Like many places in the Middle East, Dubai made its fortune from oil. But the Emirate’s oil resources are limited, and its economy has evolved in other directions. Today, oil provides less than 5% of Dubai’s revenues; its economy relies on revenues from trade, tourism, aviation, real estate, and financial services.
Dubai is also away from fossil fuels to meet its energy needs. A monumental construction project is underway deep within Dubai’s desert interior which will be the largest solar energy facility in the world.
The Mohammed Bin Rashid Al Maktoum Solar Park – named after Dubai’s ruler – has been under development for 7 years. Total investment in the project will be nearly $14 billion when it is completed in 2030. It will have a total capacity of 5,000 megawatts, enough to power 1.3 million homes. Only some large hydroelectric power plants, the largest nuclear power plants, and a couple of Asian coal plants have more generating capacity.
Phases one and two of the project are already complete and feature more than 2 million solar panels. Phase three – well along the way in construction – will add another 3 million solar panels and should be completed next year.
Phase four will not involve solar panels but instead will make use of the world’s tallest concentrated solar power tower. It will use mirrors to focus sunlight at the top of the tower to heat up molten salt that will power steam turbines to generate electricity and will be able to operate long after the sun goes down.
Currently, the Tengger Desert Solar Park in China is the largest photovoltaic park in the world, but a colossal farm in India will take its place in a few years.
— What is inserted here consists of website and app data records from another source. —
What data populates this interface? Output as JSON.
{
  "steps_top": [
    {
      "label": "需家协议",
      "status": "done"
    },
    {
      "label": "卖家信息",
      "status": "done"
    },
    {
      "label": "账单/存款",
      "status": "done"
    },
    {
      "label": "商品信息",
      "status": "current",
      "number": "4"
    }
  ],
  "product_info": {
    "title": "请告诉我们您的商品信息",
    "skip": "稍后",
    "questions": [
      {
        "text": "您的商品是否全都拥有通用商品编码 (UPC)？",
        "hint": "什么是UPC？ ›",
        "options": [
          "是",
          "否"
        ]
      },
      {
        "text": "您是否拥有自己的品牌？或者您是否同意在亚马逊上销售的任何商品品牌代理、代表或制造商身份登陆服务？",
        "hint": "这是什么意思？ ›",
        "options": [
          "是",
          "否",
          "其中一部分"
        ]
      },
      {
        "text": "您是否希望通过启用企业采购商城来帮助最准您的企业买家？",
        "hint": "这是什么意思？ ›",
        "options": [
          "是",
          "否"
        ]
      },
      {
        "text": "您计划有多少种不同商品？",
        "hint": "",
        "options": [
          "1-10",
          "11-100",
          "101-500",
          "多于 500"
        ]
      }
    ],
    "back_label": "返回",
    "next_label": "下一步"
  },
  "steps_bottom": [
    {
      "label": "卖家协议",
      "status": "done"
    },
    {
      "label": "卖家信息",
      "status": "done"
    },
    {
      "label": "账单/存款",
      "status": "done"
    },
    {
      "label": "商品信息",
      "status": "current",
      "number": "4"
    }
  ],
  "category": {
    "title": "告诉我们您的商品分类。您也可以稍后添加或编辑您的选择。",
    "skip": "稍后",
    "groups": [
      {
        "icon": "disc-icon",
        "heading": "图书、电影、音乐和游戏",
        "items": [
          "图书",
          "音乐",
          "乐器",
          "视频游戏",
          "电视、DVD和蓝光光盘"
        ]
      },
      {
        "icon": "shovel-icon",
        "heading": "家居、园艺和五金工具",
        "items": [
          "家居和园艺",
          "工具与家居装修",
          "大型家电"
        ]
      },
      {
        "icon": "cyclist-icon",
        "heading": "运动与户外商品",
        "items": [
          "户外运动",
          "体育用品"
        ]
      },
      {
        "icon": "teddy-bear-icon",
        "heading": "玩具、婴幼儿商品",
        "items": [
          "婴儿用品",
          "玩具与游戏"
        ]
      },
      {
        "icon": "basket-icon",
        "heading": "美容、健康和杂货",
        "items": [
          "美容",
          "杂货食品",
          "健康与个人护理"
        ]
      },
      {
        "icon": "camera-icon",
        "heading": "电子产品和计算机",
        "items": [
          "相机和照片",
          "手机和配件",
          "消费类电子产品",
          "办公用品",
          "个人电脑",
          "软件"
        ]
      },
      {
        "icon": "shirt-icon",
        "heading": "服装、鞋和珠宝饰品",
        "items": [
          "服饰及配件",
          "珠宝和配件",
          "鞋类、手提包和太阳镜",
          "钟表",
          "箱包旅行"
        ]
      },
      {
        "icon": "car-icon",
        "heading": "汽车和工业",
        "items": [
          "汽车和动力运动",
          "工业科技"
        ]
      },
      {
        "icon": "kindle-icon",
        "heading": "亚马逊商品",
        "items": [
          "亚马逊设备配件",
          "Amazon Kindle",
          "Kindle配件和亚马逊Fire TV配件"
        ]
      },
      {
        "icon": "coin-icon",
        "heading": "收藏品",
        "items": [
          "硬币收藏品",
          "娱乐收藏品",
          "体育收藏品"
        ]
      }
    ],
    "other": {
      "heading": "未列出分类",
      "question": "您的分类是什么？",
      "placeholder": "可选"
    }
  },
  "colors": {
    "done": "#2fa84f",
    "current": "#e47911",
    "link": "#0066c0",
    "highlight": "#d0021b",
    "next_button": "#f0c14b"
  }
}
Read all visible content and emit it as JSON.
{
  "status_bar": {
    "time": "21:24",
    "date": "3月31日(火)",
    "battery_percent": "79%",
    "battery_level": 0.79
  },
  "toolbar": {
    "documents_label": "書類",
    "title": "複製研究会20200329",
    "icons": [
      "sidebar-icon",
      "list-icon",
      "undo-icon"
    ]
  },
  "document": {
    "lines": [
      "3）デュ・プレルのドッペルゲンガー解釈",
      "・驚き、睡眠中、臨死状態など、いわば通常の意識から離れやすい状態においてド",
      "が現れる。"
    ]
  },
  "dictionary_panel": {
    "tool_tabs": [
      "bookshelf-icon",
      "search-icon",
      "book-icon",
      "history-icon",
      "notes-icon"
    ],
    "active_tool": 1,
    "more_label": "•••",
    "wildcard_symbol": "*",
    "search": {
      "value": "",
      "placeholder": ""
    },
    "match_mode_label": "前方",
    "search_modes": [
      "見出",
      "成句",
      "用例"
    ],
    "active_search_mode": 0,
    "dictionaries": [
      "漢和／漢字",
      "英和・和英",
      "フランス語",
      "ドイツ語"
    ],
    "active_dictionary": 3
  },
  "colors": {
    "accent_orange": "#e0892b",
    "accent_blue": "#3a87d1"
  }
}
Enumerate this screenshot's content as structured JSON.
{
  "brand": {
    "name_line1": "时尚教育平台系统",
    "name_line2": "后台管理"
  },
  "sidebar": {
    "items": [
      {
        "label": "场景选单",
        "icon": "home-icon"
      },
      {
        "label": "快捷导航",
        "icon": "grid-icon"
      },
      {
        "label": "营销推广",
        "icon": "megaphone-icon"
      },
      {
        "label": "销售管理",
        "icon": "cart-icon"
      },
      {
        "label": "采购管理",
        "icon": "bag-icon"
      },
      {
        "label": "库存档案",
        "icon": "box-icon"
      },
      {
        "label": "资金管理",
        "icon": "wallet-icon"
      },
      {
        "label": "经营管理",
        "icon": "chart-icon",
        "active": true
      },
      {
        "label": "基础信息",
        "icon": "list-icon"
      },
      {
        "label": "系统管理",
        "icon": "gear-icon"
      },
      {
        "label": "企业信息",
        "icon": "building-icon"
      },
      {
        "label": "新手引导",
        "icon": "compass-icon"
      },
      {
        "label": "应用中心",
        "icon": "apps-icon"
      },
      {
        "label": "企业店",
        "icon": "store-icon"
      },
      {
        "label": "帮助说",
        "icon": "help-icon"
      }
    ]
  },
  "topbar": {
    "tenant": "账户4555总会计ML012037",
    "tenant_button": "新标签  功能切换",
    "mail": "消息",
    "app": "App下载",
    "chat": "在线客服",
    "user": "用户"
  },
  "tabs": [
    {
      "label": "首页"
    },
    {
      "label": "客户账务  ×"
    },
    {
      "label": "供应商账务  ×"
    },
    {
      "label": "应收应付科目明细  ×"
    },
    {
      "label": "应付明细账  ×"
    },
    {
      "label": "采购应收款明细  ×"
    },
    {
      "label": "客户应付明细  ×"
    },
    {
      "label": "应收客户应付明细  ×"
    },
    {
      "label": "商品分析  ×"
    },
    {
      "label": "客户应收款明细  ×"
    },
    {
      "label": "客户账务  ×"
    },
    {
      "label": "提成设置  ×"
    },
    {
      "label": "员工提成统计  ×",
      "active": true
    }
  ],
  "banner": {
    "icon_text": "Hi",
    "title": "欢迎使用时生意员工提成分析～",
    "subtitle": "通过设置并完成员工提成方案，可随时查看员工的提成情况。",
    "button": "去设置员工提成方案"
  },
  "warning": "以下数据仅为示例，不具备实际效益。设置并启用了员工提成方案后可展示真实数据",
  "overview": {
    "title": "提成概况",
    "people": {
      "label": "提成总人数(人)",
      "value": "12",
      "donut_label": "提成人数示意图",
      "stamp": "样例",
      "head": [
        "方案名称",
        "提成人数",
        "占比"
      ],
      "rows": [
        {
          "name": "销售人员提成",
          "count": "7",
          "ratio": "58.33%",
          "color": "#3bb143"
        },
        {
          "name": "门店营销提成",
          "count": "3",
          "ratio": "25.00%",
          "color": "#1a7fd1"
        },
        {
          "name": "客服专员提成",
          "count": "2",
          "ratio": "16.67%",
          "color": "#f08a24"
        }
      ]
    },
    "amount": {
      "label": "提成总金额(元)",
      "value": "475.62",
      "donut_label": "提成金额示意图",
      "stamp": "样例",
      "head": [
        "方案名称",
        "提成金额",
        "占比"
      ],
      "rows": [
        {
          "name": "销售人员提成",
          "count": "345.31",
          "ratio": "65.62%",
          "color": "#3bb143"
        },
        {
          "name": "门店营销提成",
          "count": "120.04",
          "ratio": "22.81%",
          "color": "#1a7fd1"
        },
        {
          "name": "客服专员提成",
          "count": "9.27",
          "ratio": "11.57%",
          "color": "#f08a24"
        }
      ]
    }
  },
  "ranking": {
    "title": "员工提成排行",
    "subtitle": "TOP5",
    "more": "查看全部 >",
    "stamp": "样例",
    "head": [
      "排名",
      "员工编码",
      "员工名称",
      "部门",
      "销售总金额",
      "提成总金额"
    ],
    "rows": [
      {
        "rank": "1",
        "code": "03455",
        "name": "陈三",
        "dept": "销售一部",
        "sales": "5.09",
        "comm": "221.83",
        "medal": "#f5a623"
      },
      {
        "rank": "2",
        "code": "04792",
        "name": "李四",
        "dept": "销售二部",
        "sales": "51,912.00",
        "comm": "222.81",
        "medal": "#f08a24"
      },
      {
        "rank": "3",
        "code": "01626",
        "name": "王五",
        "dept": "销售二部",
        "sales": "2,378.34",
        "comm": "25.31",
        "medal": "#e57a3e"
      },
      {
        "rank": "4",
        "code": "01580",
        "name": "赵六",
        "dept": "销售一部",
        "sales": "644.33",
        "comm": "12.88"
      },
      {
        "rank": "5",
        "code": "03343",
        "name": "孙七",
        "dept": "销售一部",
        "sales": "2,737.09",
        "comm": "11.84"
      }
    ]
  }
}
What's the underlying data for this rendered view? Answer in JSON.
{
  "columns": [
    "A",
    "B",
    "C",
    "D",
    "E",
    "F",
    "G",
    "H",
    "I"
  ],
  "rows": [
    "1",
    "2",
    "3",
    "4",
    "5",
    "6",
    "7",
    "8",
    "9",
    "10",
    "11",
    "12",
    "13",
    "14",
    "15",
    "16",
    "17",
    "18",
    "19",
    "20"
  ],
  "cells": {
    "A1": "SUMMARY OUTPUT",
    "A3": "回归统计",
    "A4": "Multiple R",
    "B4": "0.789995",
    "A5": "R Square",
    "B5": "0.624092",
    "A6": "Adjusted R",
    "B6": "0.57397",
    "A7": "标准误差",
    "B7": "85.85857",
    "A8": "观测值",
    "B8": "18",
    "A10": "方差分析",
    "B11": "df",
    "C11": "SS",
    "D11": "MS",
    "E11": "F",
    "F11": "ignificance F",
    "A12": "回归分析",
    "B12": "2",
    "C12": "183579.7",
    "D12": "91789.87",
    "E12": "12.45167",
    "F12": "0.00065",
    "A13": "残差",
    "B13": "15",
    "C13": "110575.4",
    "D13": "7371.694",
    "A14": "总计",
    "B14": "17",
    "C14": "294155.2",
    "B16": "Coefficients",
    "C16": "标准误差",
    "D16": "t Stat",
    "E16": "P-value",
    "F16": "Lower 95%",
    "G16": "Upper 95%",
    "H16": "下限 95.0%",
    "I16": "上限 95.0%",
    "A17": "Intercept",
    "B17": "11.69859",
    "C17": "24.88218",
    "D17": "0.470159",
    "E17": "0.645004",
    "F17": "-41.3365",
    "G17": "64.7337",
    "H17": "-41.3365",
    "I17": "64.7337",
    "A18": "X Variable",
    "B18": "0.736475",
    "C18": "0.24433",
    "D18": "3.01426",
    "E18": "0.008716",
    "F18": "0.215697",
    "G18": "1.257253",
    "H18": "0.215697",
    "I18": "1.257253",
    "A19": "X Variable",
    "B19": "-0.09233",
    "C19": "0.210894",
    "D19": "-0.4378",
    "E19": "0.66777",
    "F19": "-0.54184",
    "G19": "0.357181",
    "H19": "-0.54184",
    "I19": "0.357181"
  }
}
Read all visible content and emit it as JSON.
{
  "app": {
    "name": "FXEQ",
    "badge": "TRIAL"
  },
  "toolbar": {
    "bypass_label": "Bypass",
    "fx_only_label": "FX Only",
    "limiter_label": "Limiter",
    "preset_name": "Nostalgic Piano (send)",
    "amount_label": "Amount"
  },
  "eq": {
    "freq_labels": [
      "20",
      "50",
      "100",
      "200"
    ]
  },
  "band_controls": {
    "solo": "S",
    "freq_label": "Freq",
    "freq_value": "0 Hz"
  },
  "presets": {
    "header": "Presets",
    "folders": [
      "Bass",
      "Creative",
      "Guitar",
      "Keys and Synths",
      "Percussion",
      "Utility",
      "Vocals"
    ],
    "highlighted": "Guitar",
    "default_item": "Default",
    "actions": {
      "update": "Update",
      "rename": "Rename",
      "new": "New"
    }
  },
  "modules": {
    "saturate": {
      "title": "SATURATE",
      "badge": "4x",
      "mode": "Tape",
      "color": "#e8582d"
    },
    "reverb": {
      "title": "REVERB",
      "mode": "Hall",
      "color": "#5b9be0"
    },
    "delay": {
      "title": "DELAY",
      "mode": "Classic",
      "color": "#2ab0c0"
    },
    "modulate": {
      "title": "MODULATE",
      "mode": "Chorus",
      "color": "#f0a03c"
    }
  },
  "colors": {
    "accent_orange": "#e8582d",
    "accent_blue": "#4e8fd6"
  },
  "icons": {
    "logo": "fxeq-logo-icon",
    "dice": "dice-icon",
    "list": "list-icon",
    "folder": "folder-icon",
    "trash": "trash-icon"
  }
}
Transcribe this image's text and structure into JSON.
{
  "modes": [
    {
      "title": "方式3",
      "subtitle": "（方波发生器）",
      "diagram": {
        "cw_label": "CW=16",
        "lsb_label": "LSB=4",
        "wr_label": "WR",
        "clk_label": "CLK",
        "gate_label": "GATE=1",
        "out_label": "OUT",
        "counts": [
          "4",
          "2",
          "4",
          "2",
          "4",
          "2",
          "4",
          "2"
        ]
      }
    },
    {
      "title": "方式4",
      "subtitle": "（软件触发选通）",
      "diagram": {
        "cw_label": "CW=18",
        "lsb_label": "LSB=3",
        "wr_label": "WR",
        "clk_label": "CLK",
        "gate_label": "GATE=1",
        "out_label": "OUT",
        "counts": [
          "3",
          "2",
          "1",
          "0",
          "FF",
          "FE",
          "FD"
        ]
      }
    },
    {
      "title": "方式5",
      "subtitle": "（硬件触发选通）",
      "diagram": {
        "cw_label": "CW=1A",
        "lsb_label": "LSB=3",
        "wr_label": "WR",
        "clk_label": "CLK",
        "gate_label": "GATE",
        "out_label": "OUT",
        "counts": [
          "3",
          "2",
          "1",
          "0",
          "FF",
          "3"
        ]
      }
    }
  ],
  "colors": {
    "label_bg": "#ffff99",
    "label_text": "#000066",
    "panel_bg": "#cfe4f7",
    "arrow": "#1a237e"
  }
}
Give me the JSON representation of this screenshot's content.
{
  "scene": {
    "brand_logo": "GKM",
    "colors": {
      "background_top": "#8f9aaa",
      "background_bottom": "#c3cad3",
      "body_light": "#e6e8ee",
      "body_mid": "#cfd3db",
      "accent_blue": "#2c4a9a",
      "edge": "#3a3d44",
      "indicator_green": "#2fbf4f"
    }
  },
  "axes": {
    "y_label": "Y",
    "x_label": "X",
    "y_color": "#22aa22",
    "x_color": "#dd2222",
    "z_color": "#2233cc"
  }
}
Big solar is getting bigger all the time.
Photo, posted December 15, 2018, courtesy of Anoop S. via Flickr.